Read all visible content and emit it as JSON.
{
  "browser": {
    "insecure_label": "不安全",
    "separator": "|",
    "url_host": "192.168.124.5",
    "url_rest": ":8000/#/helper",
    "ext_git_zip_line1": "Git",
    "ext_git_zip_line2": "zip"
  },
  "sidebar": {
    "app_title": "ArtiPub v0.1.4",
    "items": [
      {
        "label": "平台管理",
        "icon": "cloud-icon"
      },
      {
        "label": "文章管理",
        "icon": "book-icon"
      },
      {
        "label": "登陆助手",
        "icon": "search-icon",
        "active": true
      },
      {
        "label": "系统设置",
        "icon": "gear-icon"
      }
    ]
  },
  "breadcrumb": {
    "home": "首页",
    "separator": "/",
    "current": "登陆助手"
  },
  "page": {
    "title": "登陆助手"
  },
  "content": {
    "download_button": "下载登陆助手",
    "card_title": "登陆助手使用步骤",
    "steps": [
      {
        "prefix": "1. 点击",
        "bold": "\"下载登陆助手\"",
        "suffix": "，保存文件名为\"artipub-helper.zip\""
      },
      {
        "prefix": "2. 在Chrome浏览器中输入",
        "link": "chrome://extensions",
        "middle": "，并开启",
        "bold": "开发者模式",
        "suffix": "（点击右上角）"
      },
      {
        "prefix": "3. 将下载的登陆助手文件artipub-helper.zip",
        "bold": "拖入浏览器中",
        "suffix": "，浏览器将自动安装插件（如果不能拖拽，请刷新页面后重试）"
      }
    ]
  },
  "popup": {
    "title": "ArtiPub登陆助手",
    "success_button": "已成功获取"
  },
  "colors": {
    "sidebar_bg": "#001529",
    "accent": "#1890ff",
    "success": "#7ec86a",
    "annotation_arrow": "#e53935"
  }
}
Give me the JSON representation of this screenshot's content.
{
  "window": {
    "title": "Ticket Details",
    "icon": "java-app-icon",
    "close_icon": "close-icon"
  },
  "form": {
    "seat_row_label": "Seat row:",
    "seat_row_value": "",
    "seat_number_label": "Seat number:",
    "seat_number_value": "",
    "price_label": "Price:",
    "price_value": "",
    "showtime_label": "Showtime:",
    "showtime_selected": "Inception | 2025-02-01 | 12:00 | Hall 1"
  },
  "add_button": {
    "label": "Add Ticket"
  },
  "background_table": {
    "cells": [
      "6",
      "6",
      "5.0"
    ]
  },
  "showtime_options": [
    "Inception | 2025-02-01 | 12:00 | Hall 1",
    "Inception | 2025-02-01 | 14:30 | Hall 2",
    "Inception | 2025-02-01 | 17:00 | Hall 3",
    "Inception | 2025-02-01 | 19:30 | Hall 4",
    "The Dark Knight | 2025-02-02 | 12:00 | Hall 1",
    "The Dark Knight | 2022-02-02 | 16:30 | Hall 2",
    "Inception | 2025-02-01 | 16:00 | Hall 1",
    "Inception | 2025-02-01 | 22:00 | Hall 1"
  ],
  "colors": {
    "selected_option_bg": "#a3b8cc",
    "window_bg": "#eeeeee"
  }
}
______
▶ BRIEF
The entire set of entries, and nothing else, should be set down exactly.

▶ RESPONSE AREA
Read all visible content and emit it as JSON.
{
  "browser": {
    "insecure_label": "不安全",
    "separator": "|",
    "url_host": "192.168.124.5",
    "url_rest": ":8000/#/helper",
    "ext_git_zip_line1": "Git",
    "ext_git_zip_line2": "zip"
  },
  "sidebar": {
    "app_title": "ArtiPub v0.1.4",
    "items": [
      {
        "label": "平台管理",
        "icon": "cloud-icon"
      },
      {
        "label": "文章管理",
        "icon": "book-icon"
      },
      {
        "label": "登陆助手",
        "icon": "search-icon",
        "active": true
      },
      {
        "label": "系统设置",
        "icon": "gear-icon"
      }
    ]
  },
  "breadcrumb": {
    "home": "首页",
    "separator": "/",
    "current": "登陆助手"
  },
  "page": {
    "title": "登陆助手"
  },
  "content": {
    "download_button": "下载登陆助手",
    "card_title": "登陆助手使用步骤",
    "steps": [
      {
        "prefix": "1. 点击",
        "bold": "\"下载登陆助手\"",
        "suffix": "，保存文件名为\"artipub-helper.zip\""
      },
      {
        "prefix": "2. 在Chrome浏览器中输入",
        "link": "chrome://extensions",
        "middle": "，并开启",
        "bold": "开发者模式",
        "suffix": "（点击右上角）"
      },
      {
        "prefix": "3. 将下载的登陆助手文件artipub-helper.zip",
        "bold": "拖入浏览器中",
        "suffix": "，浏览器将自动安装插件（如果不能拖拽，请刷新页面后重试）"
      }
    ]
  },
  "popup": {
    "title": "ArtiPub登陆助手",
    "success_button": "已成功获取"
  },
  "colors": {
    "sidebar_bg": "#001529",
    "accent": "#1890ff",
    "success": "#7ec86a",
    "annotation_arrow": "#e53935"
  }
}
Give me the JSON representation of this screenshot's content.
{
  "window": {
    "title": "Ticket Details",
    "icon": "java-app-icon",
    "close_icon": "close-icon"
  },
  "form": {
    "seat_row_label": "Seat row:",
    "seat_row_value": "",
    "seat_number_label": "Seat number:",
    "seat_number_value": "",
    "price_label": "Price:",
    "price_value": "",
    "showtime_label": "Showtime:",
    "showtime_selected": "Inception | 2025-02-01 | 12:00 | Hall 1"
  },
  "add_button": {
    "label": "Add Ticket"
  },
  "background_table": {
    "cells": [
      "6",
      "6",
      "5.0"
    ]
  },
  "showtime_options": [
    "Inception | 2025-02-01 | 12:00 | Hall 1",
    "Inception | 2025-02-01 | 14:30 | Hall 2",
    "Inception | 2025-02-01 | 17:00 | Hall 3",
    "Inception | 2025-02-01 | 19:30 | Hall 4",
    "The Dark Knight | 2025-02-02 | 12:00 | Hall 1",
    "The Dark Knight | 2022-02-02 | 16:30 | Hall 2",
    "Inception | 2025-02-01 | 16:00 | Hall 1",
    "Inception | 2025-02-01 | 22:00 | Hall 1"
  ],
  "colors": {
    "selected_option_bg": "#a3b8cc",
    "window_bg": "#eeeeee"
  }
}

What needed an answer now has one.